(Adds outlook, share price move)
By Mike Stone and Rachit Vats
Jan 27 (Reuters) - General Dynamics Corp reported a better-than-expected quarterly profit on higher sales across all its business units, particularly in combat systems, sending shares up more than 3 percent on Friday.
The shares touched a record high of $183.61 on Friday before paring gains.
Chief Financial Officer Jason Aiken said the aerospace and defense company expected 2017 company-wide revenue to rise 2.5 percent to $31.35 billion to $31.4 billion.
On Friday’s investor call Aiken forecast 2017 revenue would rise at three of the company’s four business units. Aiken also said he anticipated a future increase in defense spending which could benefit the maker of aircraft, ships and armored vehicles.
The Falls Church, Virginia-based company said revenue for its aerospace unit, which makes Gulfstream business jets, could rise 6.4 percent in 2017.
However, Aiken forecast revenue for the Marine Systems segment, which makes ships and submarines for the U.S. Navy, could decline to $7.9 billion a drop of 2.6 percent from 2016 levels.
Sales in the Combat Systems unit, which makes the medium-weight Stryker combat vehicle, rose 10.5 percent to $1.68 billion in the fourth quarter.

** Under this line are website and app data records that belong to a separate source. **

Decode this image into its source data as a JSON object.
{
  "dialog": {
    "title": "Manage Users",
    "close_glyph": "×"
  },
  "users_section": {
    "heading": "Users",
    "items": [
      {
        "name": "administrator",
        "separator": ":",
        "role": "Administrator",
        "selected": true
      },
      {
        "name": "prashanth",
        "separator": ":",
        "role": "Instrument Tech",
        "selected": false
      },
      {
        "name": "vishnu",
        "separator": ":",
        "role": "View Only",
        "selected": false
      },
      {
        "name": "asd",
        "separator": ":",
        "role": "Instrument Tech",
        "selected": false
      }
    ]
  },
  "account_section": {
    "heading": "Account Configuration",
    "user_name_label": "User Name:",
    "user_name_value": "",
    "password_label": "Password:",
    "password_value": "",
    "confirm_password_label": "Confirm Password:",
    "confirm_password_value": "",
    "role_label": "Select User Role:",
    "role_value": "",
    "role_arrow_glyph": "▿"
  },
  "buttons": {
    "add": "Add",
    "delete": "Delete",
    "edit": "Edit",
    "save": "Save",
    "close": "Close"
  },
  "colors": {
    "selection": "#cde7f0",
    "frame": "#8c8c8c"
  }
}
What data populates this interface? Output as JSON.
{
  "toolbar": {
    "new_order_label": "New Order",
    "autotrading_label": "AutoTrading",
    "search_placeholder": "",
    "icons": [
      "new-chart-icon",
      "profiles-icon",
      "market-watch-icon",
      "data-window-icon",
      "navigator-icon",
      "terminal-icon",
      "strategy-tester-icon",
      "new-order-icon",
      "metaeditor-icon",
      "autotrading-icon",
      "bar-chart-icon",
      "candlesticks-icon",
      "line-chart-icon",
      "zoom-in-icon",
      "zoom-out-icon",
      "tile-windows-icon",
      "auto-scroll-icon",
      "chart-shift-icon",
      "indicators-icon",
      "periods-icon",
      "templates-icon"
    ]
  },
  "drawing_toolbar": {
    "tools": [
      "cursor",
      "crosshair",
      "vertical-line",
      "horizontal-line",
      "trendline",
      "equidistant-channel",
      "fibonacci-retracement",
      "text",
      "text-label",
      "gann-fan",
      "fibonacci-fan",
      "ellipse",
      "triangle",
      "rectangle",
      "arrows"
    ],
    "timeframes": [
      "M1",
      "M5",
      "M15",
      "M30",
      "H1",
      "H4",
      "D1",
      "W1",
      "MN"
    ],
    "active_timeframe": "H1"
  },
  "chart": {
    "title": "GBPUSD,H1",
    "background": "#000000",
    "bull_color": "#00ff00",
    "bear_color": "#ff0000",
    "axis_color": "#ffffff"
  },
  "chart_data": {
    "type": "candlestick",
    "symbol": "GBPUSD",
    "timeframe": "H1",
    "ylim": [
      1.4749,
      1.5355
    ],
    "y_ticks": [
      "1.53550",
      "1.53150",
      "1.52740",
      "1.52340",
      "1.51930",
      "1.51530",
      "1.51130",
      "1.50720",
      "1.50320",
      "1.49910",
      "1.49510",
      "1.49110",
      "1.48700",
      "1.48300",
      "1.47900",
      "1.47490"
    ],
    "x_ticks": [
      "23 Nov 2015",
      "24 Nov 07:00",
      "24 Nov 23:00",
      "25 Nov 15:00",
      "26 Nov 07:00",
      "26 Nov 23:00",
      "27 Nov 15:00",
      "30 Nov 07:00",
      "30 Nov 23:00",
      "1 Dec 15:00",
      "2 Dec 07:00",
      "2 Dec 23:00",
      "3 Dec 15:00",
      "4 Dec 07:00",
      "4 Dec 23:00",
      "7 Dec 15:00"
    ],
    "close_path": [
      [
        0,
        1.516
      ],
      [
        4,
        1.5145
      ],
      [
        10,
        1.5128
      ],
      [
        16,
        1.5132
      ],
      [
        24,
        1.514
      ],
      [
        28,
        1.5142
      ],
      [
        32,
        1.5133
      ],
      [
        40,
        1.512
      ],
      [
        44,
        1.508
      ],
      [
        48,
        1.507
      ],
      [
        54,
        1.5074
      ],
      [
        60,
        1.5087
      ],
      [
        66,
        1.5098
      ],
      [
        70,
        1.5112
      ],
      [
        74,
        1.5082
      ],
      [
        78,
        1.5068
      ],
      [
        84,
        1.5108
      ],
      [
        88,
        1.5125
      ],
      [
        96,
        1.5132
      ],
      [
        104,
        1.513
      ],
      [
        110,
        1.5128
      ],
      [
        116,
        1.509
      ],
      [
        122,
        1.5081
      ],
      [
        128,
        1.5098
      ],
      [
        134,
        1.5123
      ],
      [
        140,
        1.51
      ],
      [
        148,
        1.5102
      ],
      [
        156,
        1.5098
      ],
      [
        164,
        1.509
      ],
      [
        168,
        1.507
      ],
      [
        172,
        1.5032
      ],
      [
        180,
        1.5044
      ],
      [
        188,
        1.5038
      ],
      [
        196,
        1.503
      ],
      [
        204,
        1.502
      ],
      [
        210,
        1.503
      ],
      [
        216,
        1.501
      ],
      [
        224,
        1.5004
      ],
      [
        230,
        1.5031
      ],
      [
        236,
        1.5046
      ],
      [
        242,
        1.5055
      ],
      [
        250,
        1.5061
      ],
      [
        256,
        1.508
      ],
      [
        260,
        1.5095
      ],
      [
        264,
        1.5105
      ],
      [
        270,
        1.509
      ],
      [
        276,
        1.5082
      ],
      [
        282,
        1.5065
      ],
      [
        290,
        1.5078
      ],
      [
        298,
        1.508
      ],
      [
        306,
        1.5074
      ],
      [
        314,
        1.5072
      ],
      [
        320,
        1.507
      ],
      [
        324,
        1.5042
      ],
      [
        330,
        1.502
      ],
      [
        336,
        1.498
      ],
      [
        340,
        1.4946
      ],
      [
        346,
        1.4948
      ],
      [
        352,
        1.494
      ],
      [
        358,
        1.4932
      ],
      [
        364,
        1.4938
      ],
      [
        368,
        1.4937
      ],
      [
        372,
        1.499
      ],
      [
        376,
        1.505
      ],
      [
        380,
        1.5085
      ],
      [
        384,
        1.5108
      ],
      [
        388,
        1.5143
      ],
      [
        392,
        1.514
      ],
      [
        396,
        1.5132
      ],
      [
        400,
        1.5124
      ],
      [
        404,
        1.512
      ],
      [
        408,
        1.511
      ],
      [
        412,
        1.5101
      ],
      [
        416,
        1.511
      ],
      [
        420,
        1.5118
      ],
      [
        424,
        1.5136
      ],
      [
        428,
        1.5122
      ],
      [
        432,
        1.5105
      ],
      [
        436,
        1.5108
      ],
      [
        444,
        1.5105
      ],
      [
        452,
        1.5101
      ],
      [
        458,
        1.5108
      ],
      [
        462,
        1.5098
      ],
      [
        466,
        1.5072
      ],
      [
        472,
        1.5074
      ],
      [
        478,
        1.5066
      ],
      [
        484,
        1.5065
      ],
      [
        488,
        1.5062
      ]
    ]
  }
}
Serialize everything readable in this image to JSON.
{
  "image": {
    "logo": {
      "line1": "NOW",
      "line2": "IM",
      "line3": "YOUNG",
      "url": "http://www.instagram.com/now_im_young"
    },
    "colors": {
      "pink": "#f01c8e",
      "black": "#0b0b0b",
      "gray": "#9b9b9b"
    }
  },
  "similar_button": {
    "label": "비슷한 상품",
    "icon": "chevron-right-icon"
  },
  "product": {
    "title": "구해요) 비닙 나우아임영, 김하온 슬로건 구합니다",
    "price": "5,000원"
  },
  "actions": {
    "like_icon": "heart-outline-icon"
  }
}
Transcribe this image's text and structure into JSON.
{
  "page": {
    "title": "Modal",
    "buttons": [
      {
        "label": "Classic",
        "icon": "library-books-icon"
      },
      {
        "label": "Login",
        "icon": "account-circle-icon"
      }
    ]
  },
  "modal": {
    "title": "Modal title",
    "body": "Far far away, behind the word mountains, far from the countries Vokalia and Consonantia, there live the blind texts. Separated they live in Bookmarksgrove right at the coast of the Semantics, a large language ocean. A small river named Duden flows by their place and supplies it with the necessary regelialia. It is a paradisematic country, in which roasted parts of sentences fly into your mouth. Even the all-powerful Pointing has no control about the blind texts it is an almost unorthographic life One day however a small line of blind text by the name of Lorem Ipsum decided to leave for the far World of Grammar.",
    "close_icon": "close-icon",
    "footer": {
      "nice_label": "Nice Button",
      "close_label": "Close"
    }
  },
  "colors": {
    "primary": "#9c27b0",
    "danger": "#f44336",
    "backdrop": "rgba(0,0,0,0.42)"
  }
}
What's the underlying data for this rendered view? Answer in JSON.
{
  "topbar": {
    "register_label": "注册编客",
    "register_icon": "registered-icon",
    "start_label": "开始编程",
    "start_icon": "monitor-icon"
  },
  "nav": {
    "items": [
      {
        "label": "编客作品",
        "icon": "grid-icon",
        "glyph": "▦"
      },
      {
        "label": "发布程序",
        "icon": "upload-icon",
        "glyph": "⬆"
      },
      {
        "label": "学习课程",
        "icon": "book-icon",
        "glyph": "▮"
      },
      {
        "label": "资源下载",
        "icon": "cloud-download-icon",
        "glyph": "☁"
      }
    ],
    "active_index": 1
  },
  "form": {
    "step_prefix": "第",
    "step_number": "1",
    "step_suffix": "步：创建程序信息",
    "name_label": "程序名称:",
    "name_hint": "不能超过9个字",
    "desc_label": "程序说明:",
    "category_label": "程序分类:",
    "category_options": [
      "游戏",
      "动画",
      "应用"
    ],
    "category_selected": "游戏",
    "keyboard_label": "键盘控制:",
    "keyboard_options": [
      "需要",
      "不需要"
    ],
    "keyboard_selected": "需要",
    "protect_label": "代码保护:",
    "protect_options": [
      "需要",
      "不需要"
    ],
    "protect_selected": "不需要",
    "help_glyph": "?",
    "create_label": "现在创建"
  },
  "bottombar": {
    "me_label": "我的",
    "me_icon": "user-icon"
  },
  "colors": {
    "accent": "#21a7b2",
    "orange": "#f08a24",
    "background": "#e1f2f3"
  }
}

During the quarter, the U.S. Army placed a $320 million order related to Stryker.
Revenue for Combat Systems was forecast to rise by more than 6.6 percent this year.
General Dynamics said net income increased to $797 million, or $2.58 per share, in the quarter ended Dec. 31, from $764 million, or $2.40 per share, a year earlier.
Earnings from continuing operations were $2.62 per share, handily beating the average analyst estimate of $2.52, according to Thomson Reuters I/B/E/S.
Fourth quarter sales from the aerospace business, the company’s largest unit, rose 3.8 percent to $2.22 billion.
Total revenue for the quarter rose 5.4 percent to $8.23 billion but missed the analyst estimate of $8.29 billion.
Up to Thursday’s close, the stock had risen about 15.3 percent since Donald Trump’s victory in the U.S presidential elections. (Reporting by Mike Stone in Washington and Rachit Vats in Bengaluru; Editing by Maju Samuel and David Gregorio)